# Data:
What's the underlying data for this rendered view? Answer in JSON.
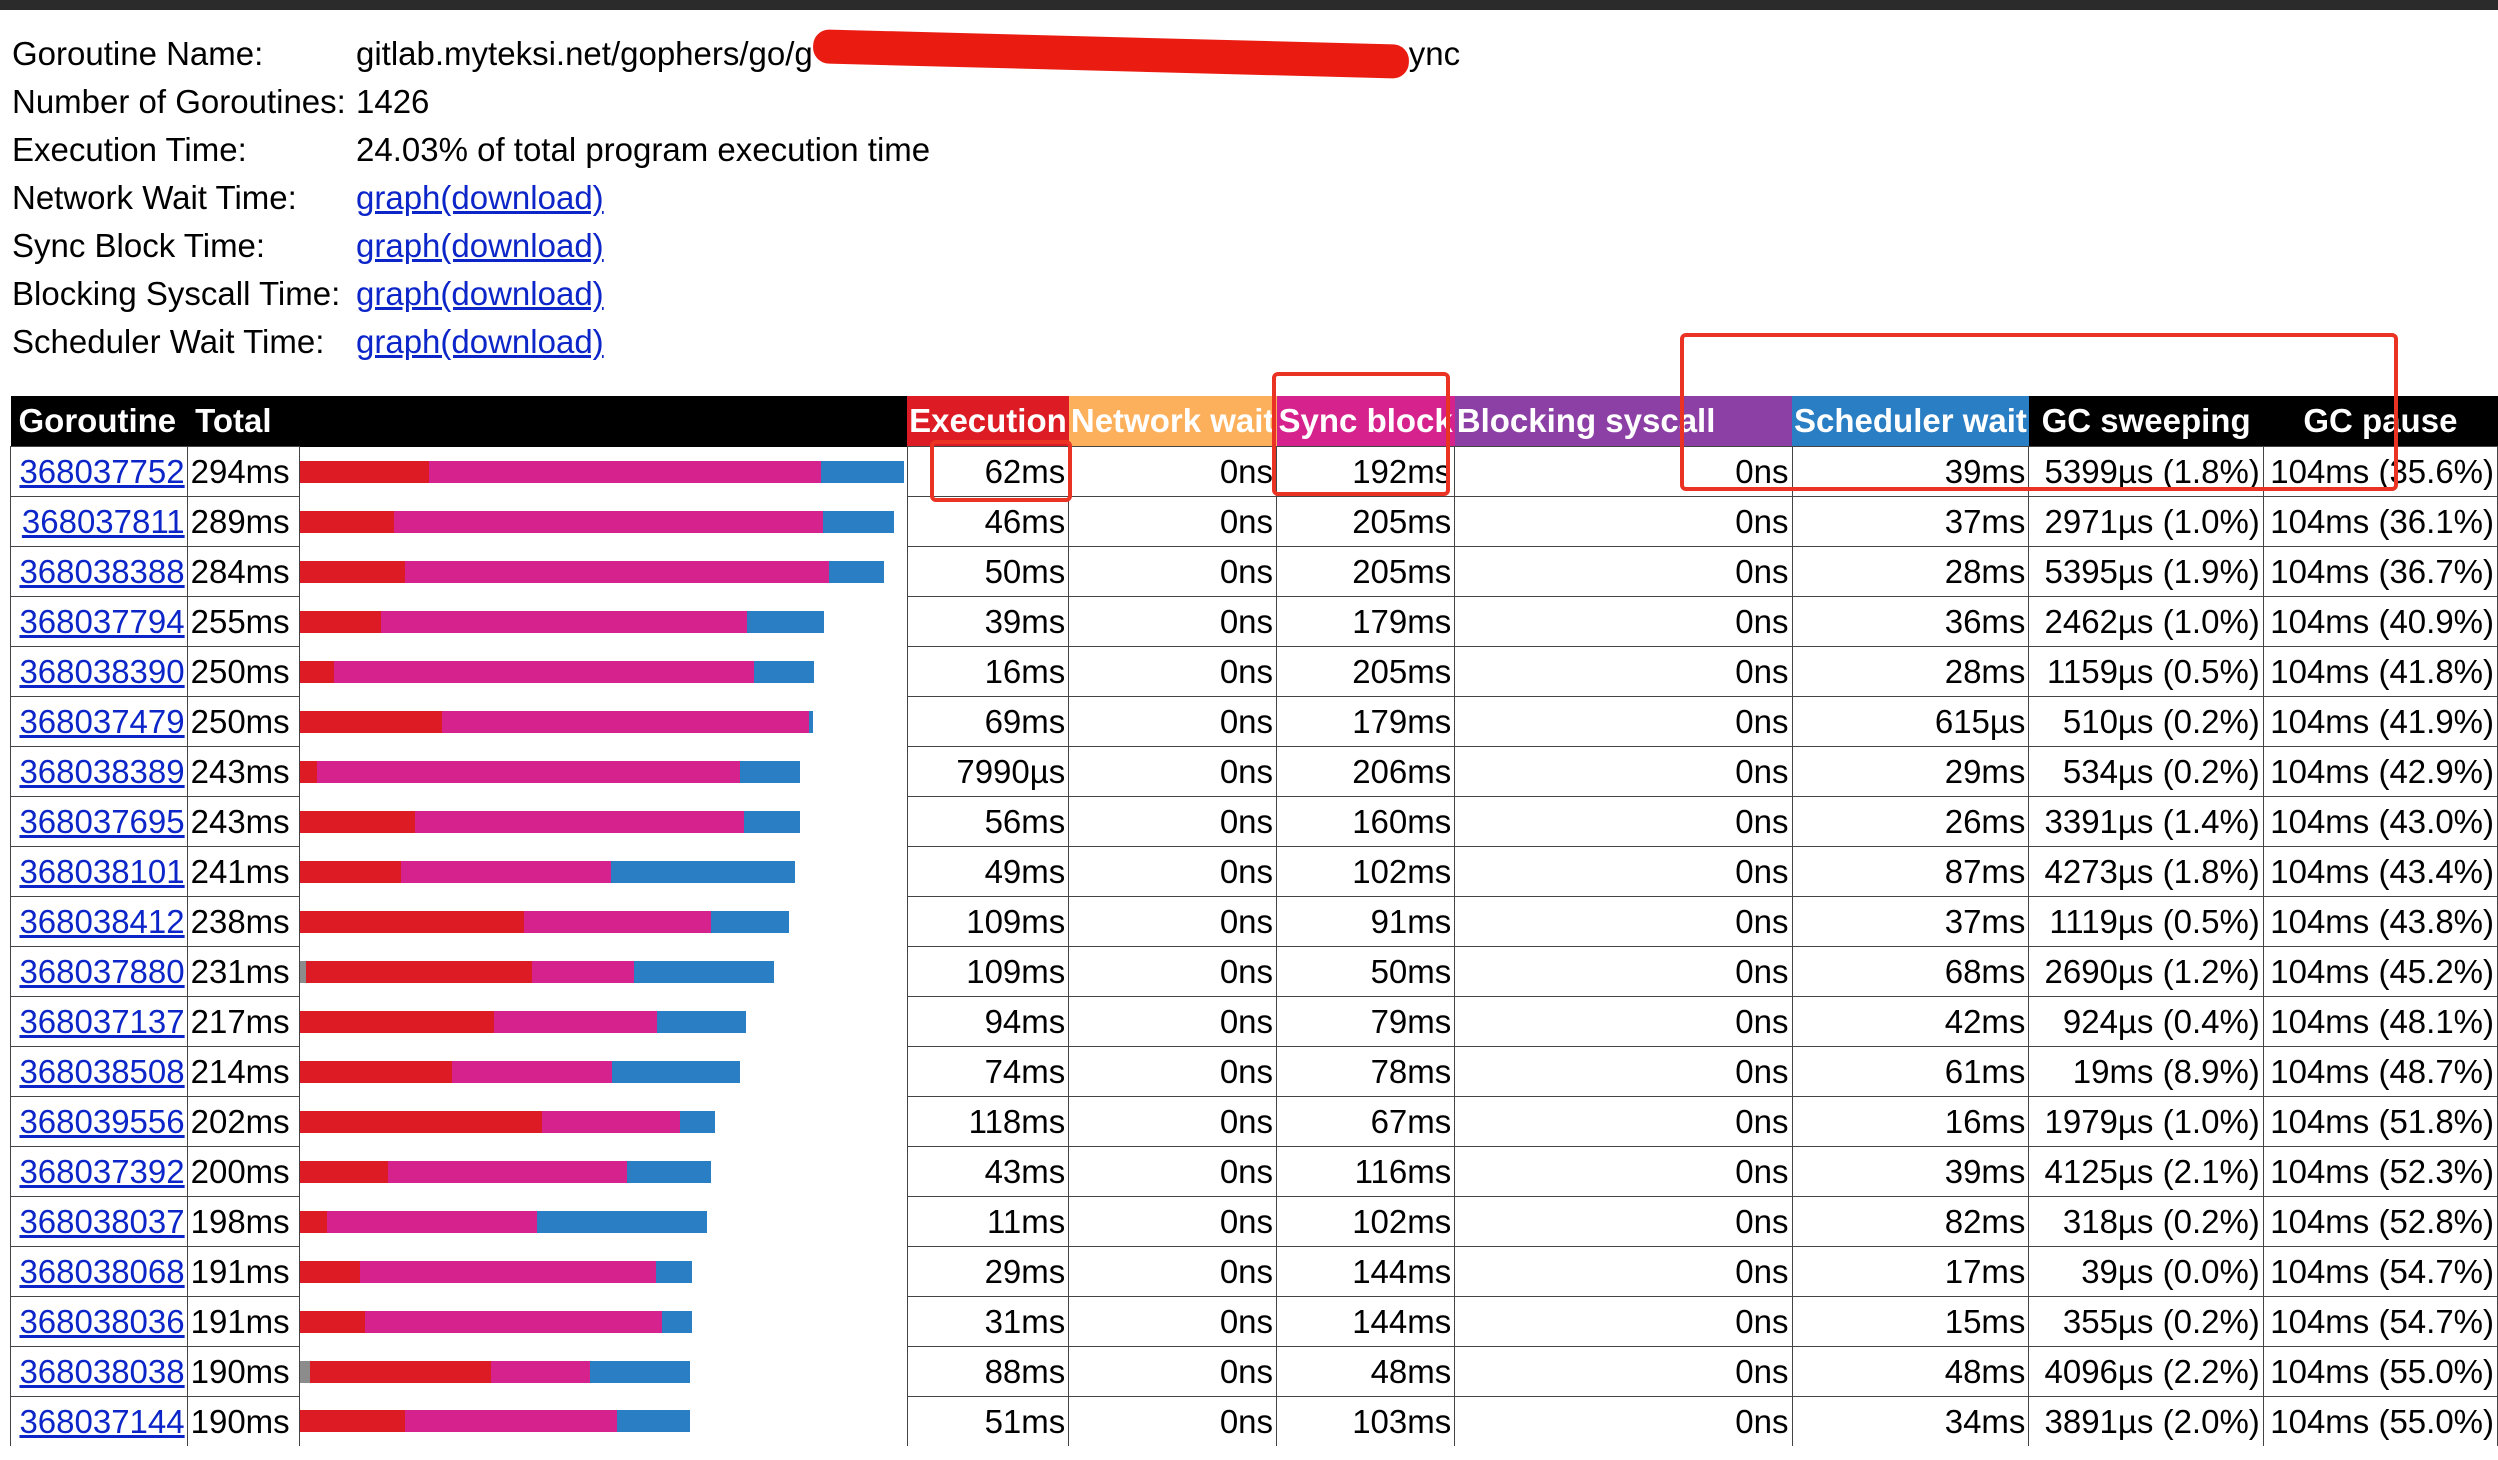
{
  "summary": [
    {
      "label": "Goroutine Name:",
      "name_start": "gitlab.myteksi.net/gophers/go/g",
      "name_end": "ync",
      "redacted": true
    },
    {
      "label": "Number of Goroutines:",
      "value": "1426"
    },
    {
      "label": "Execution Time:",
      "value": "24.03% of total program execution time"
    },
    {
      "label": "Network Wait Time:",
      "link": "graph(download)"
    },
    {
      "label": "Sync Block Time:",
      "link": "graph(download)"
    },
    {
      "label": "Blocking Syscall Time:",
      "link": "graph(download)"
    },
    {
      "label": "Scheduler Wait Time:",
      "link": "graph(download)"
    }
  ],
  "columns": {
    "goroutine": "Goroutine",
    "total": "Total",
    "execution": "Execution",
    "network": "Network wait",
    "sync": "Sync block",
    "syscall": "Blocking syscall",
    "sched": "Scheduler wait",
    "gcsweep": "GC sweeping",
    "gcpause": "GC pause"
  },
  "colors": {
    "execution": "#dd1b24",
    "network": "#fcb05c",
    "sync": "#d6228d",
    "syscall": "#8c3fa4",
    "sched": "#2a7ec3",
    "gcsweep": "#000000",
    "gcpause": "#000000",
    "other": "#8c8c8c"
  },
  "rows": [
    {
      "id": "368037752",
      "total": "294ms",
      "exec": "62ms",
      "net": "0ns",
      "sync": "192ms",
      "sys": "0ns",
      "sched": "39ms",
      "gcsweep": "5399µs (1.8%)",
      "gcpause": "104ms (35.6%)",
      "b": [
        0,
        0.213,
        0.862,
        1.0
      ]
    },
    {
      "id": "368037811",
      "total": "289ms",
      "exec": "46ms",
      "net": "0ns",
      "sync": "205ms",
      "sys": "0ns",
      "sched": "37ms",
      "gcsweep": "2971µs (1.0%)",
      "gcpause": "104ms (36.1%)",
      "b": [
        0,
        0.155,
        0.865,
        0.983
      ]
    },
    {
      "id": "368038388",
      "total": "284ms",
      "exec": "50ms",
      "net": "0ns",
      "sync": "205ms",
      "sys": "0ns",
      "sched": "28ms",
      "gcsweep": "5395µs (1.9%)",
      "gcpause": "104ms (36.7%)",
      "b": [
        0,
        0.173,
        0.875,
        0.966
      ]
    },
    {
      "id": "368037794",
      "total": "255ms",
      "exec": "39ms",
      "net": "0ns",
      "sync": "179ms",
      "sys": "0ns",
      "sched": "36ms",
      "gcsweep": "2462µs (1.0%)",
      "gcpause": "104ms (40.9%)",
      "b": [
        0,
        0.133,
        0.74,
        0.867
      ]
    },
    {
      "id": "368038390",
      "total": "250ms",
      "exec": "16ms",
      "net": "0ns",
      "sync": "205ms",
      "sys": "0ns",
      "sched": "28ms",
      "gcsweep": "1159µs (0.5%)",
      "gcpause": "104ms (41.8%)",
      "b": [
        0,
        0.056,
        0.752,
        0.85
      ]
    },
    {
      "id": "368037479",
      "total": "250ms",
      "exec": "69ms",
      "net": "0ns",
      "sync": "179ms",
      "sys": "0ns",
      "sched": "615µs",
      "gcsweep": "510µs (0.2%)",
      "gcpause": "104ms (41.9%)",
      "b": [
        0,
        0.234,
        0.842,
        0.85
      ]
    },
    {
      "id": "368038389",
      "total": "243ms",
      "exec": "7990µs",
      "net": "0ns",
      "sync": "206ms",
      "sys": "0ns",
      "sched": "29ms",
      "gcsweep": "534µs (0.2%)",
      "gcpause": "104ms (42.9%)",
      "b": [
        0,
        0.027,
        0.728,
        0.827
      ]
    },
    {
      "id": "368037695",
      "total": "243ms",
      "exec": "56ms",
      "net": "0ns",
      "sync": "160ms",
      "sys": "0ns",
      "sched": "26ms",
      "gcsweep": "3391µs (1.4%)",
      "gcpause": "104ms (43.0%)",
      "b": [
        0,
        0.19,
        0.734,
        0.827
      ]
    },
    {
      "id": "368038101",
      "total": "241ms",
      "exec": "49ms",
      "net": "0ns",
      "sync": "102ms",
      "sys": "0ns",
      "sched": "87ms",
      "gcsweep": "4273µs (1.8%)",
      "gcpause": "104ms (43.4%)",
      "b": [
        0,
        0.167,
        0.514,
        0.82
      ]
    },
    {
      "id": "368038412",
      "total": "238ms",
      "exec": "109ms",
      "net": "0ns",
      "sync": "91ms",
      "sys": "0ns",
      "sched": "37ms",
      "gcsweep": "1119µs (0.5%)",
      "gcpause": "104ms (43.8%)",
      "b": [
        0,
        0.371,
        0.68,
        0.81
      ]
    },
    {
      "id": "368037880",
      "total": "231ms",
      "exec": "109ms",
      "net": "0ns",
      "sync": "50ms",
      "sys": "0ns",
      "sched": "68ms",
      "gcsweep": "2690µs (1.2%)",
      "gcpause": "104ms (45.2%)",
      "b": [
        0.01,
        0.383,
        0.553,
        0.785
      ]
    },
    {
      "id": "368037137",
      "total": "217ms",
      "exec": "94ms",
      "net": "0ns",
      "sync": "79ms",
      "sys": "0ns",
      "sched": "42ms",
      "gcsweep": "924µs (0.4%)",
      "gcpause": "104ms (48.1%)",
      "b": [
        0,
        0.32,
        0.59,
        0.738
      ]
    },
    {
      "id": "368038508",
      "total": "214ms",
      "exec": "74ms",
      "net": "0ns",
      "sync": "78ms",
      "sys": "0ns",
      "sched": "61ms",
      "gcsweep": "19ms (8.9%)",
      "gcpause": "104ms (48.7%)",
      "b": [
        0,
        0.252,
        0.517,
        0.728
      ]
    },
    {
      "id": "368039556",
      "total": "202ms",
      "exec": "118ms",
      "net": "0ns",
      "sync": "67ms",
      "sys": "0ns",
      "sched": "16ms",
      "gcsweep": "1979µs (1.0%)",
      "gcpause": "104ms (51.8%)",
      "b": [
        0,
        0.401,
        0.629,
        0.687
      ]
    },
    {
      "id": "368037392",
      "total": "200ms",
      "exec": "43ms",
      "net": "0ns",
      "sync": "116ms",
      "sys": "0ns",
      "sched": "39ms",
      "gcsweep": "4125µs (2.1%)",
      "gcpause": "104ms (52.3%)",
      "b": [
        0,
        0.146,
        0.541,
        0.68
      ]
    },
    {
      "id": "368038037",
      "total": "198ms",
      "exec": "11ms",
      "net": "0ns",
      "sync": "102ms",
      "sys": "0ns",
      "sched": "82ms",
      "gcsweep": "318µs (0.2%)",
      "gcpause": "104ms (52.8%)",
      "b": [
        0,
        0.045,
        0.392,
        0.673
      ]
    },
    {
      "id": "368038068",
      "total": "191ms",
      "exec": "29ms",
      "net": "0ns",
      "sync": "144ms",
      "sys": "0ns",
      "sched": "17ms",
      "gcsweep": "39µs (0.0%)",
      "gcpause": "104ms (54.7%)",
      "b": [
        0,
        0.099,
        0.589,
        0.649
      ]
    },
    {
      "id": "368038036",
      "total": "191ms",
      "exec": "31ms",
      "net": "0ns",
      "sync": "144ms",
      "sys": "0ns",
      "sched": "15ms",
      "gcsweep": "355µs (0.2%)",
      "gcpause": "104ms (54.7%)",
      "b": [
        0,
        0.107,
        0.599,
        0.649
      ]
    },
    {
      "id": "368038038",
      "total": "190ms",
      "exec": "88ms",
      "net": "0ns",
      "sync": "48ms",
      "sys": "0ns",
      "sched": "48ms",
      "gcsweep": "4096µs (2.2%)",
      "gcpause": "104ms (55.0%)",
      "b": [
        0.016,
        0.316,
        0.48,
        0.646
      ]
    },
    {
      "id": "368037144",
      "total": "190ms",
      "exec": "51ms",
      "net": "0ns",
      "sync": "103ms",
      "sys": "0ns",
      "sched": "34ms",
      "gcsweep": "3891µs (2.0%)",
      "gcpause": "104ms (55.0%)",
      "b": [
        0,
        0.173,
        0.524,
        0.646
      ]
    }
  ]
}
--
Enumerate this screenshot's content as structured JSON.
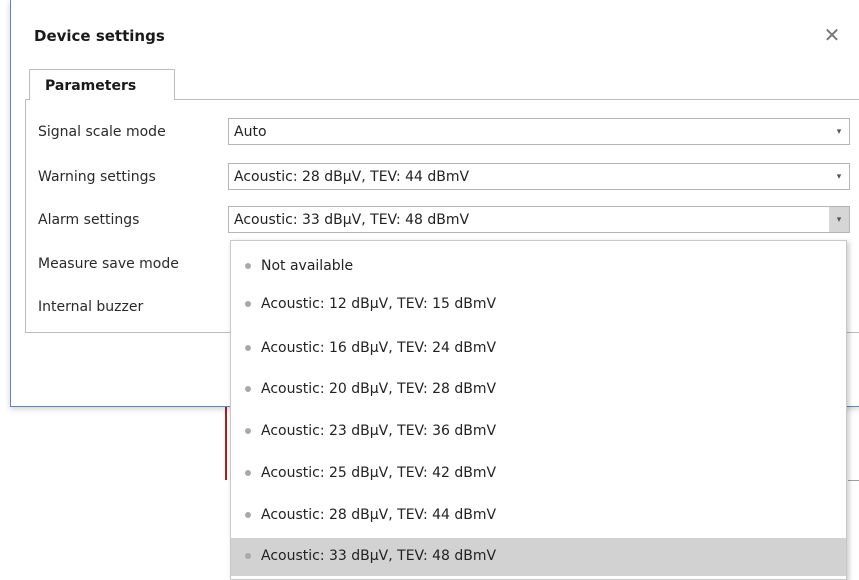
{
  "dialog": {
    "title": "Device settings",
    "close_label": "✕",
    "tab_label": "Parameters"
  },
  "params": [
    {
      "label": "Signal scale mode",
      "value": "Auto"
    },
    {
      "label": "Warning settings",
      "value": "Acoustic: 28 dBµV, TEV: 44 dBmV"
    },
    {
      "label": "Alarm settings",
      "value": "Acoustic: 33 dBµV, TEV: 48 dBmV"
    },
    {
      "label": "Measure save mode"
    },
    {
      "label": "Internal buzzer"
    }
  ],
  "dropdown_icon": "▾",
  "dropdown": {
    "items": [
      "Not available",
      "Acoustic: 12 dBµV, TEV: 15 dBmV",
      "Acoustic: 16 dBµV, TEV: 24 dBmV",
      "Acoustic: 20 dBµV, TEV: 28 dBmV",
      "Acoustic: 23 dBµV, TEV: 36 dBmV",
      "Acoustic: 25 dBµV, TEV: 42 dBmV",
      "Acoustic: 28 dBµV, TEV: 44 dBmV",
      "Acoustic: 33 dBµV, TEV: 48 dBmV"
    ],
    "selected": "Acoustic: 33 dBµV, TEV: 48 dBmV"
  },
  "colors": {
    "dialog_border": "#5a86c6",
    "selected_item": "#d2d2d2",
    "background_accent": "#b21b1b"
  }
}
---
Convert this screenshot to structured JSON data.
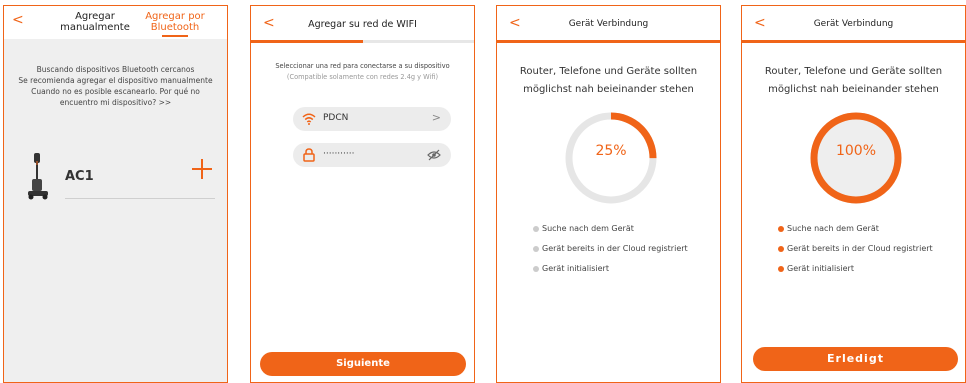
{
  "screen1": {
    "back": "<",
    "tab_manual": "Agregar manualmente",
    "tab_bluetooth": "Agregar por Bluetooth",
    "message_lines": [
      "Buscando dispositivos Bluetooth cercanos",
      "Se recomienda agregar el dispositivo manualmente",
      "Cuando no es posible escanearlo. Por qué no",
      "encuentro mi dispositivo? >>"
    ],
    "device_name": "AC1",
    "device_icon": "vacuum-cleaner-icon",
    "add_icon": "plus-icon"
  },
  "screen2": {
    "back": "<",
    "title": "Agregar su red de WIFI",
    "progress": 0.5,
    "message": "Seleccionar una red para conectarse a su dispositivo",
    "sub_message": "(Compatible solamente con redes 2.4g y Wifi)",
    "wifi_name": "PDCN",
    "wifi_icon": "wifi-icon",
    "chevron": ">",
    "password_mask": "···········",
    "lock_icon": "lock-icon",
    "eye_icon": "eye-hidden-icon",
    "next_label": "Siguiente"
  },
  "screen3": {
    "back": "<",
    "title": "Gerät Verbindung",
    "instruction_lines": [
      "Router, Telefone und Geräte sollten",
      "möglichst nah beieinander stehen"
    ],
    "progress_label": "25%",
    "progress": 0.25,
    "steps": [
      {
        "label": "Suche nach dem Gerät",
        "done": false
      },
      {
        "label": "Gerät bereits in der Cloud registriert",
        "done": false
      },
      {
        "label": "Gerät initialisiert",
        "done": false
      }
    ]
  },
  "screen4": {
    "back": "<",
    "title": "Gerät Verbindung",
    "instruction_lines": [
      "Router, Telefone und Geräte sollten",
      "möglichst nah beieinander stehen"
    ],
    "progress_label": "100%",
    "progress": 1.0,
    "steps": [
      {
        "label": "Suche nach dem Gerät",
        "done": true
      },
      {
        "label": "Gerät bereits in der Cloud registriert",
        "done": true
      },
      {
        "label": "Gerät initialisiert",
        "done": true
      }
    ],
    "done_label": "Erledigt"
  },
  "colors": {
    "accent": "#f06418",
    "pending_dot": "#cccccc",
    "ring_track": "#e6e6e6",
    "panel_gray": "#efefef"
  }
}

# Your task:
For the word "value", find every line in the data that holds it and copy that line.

# Expected answer:
      "value": "1426"
      "value": "24.03% of total program execution time"
      "value": "Auto"
      "value": "Acoustic: 28 dBµV, TEV: 44 dBmV"
      "value": "Acoustic: 33 dBµV, TEV: 48 dBmV"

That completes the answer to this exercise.